Ron Chernow, Grant. He also presents a sophisticated analysis of Grant's alcoholism. Redemption Rock is where the housewife Mary Rowlandson was ransomed in She had been taken hostage along with her children in the course of a murderous Indian raid on the town of Lancaster, and then brought on a forced march through the icy hills of central New England for eleven weeks. Her narrative of the ordeal, The Sovereignty and Goodness of God , became the first American bestseller. Sylvester uses the language of his time. My three picks have no common theme, but are all wonderful reads that are accessible to non-specialists. A Bend in the River by V. Naipaul, the Nobel Laureate who passed away this year, was arguably the most important writer of the last half century, and certainly one of the most important, if iconoclastic, conservatives as well. Its discussion of colonialism, race, migration, and identity are even more relevant now than when Naipaul wrote about them almost four decades ago.

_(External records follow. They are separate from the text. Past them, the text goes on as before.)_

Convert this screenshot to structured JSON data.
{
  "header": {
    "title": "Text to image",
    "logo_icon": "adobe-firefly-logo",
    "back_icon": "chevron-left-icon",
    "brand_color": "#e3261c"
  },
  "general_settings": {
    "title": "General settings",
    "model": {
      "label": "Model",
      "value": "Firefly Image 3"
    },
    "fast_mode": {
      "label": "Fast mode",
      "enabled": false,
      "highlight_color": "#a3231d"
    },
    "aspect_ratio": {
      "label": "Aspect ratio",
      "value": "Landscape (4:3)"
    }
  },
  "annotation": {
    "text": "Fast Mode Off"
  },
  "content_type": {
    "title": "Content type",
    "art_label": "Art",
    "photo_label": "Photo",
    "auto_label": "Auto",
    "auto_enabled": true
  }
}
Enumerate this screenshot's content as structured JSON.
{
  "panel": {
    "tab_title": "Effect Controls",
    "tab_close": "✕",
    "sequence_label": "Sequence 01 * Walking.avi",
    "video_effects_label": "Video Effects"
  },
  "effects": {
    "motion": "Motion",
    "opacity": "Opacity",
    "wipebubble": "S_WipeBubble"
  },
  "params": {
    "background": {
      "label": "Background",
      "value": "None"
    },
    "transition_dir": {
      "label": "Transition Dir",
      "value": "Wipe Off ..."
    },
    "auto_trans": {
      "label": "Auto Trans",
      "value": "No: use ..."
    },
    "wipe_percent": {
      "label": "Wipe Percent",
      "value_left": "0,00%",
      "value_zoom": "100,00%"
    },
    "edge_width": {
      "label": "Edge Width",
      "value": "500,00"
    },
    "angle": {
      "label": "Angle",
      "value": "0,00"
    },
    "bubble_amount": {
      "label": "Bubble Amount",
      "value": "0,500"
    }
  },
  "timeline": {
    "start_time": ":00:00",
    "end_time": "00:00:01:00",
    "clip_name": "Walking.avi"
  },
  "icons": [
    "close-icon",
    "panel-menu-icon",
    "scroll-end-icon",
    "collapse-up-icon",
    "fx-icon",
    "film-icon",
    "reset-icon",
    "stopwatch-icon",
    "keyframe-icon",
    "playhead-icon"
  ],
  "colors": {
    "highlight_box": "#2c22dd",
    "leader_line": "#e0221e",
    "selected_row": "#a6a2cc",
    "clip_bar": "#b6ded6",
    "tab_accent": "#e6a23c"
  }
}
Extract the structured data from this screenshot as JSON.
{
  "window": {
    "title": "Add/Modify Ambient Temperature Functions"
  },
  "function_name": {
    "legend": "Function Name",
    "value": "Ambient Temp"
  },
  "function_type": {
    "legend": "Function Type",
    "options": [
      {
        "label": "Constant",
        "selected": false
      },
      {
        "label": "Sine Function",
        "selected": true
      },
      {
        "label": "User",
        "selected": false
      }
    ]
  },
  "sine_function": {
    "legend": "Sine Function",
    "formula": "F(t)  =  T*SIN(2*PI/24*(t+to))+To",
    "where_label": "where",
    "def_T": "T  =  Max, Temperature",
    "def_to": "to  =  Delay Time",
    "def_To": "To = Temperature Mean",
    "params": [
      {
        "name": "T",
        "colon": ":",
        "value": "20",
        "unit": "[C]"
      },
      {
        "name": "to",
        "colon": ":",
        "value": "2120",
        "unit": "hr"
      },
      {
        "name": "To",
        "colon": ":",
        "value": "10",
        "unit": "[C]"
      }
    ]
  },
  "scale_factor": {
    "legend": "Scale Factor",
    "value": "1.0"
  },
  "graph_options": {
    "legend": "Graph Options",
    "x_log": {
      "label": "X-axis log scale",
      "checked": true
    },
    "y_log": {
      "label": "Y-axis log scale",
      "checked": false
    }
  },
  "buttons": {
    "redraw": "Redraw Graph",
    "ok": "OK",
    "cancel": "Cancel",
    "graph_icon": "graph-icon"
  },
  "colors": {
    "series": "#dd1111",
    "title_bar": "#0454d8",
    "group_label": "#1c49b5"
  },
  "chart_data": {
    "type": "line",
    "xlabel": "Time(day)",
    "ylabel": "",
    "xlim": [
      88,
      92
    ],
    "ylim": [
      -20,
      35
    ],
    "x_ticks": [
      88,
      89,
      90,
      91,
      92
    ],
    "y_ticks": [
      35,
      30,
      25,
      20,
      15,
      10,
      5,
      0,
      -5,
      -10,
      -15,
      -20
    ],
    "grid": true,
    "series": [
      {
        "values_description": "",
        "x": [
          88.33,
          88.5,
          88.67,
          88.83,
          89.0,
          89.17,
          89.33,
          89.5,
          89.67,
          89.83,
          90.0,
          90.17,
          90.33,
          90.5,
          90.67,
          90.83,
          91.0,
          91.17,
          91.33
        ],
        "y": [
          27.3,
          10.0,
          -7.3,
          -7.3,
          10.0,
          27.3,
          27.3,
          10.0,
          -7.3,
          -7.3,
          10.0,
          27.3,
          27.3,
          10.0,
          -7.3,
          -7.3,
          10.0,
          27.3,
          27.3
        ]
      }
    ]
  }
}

Regenrus uses both public data and his own studies to argue how various technological trends from online dating to pornography, have lowered the cost of sex and as a result raised the price of commitment. As women have become disadvantaged in the sexual marketplace both men and women suffer in the marriage market as a result. Many of these trends can also be used to partially explain the boom of gender plasticity in American society.